I was thinking about the way I write the "Postman" entries. I made a conscious choice to present them as "stories" and not as "entries". One of the results is that I ramble a bit less, and that they are less accurate to actual memory than my regular entries.
I don't have a good memory for exact words on spoken dialogue, and bus conversations are particularly tricky, because the noise of the bus itself, and other passengers, will drown out snatches of dialogue. Certain things will stick out in my head, but other parts I will miss or forget. Trying to write it up afterwards, as a coherent conversation, is a bit like early paleontology. I've got some key oparts, and I can make a good stab at how they must've fit together, but really, I'm just guessing and most of my skeleton is plastic.
For example, in this entry, I remember these parts actually happened:
* Paper-reading Lady told Postman to pay an extra dollar and sit at the back of the bus. I did chime in on this, but I don't recall our exact words.
* Postman didn't say anything about that -- he did rustle Paper-reading Lady's paper, and said we had a point, but I'm not sure of exact words there, either.
* Postman offered her an apple, but I'm not sure where he got it from. I'm also not sure where this feel in the sequence of events. I know Paper-reading Lady said "No thank you" -- those exact words.
* Shortly thereafter, I remember she said "I trained to be a teacher, but I'm glad I'm not one." But I don't know for sure how this connected to the apple -- I was just guessing.
* Postman said, at some point "I'm smarter than you think." and Paper-reading Lady replied something very close to "Are you now? 'Cause I didn't think you were very smart." But I don't know exactly when for this, either.
* I meant to say "It's not a high bar to jump over" but I think I fumbled the line.
* Paper-reading Lady commented on his shirt being open, and said "You're out of uniform, Mr. Mailman" but what other exact words she had, I don't know.
* Postman said something about being glad she was his employer/inspection officer/? but the comparison wasn't clear to me.
* Somehow, the conversation did move to military stuff -- Paper-reading Lady said "I kicked butt" and mentioned her "steel-toed boots" specifically, but the surrounding words were something of guesswork. She may have specified a branch of service; I'm not sure.
* Postman said something about being in some branch of service -- probably the army brt I'm not positive -- and Paper-reading lady did say exactly "When was that -- forty years ago?" Postman said something imprecise with the thirty-year figure in it. I recall the "I've crossed fifty-five" words, but not what prompted him to say it.
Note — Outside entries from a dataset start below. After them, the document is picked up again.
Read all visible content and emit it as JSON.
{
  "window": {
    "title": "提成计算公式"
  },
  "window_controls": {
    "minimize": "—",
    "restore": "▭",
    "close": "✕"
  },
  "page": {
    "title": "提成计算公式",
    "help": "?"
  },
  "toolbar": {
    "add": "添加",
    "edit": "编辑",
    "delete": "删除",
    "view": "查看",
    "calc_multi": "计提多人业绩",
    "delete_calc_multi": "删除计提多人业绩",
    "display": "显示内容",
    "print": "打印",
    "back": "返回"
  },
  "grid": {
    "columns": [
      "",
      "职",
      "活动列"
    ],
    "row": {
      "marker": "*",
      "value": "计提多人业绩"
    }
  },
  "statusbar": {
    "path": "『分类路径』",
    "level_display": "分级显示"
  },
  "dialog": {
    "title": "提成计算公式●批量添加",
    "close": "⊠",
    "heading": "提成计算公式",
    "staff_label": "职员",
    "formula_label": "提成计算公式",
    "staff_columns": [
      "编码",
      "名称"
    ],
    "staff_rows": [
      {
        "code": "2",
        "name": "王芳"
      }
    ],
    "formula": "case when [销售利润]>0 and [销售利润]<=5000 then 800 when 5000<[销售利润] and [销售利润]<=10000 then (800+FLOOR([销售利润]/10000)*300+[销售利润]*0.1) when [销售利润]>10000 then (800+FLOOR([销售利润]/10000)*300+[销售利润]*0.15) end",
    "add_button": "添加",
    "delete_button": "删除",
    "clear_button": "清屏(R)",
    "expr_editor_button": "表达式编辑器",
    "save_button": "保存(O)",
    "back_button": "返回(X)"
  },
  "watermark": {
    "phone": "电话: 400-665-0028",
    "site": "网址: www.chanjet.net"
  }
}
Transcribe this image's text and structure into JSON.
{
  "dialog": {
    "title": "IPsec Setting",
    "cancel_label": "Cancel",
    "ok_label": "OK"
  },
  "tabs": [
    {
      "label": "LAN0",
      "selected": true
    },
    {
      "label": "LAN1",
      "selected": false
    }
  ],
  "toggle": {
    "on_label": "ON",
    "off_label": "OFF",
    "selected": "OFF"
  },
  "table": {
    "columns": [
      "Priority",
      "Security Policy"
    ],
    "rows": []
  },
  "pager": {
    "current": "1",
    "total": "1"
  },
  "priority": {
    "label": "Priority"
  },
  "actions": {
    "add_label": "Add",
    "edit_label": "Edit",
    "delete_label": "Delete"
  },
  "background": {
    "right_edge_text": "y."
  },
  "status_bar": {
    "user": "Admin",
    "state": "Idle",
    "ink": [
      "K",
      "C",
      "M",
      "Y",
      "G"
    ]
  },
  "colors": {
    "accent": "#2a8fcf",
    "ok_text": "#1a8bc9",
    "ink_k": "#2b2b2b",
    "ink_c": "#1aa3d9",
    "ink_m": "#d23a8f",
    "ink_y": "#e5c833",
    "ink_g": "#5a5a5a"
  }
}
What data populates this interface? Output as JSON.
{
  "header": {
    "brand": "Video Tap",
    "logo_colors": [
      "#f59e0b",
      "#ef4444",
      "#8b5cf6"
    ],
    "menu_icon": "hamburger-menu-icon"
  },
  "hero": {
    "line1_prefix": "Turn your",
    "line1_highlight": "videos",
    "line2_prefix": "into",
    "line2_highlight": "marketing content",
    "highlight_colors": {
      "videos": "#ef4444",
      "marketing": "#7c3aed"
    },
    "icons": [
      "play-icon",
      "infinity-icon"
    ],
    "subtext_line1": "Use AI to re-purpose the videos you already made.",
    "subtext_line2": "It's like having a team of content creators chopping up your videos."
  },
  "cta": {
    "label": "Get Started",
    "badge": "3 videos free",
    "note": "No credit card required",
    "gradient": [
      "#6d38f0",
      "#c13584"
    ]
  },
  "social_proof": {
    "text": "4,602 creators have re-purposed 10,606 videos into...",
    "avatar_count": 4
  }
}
And that's pretty much the jist of what I clearly remember. But I made a decision, in typing in the entry, that I didn't need to be strictly accurate, or truthful. I tried not to fudge too much, or do violence to the events ... but the writing would be a lot less interesting to read if it were sprinkled so liberally with "I didn't catch the next part" or "I don't remember what he said". It's more elegant to make something up that fits and seems appropriate.
But it's still a little odd. It makes me keenly aware of how much I miss in the average conversation. It's probably good exercise for me, trying to remember all the details, and reconstruct them.
Oh, the other interesting part: having written down this story in a particular way, I've become more convinced this is what actually happened. Even though I felt uncertain about it as I wrote it, I'm starting to think that what I wrote down is what happened, what I remembered. I have to work to recollect where I was inventing bits -- and I may've gotten those wrong. I can visualize Postman taking an apple from a brown paper bag now -- but I'm pretty sure I didn't register at the time what he took it from. It's like self-hypnosis: what I write as my recollection, becomes it. A little scary, that. But we all do it, one way or another.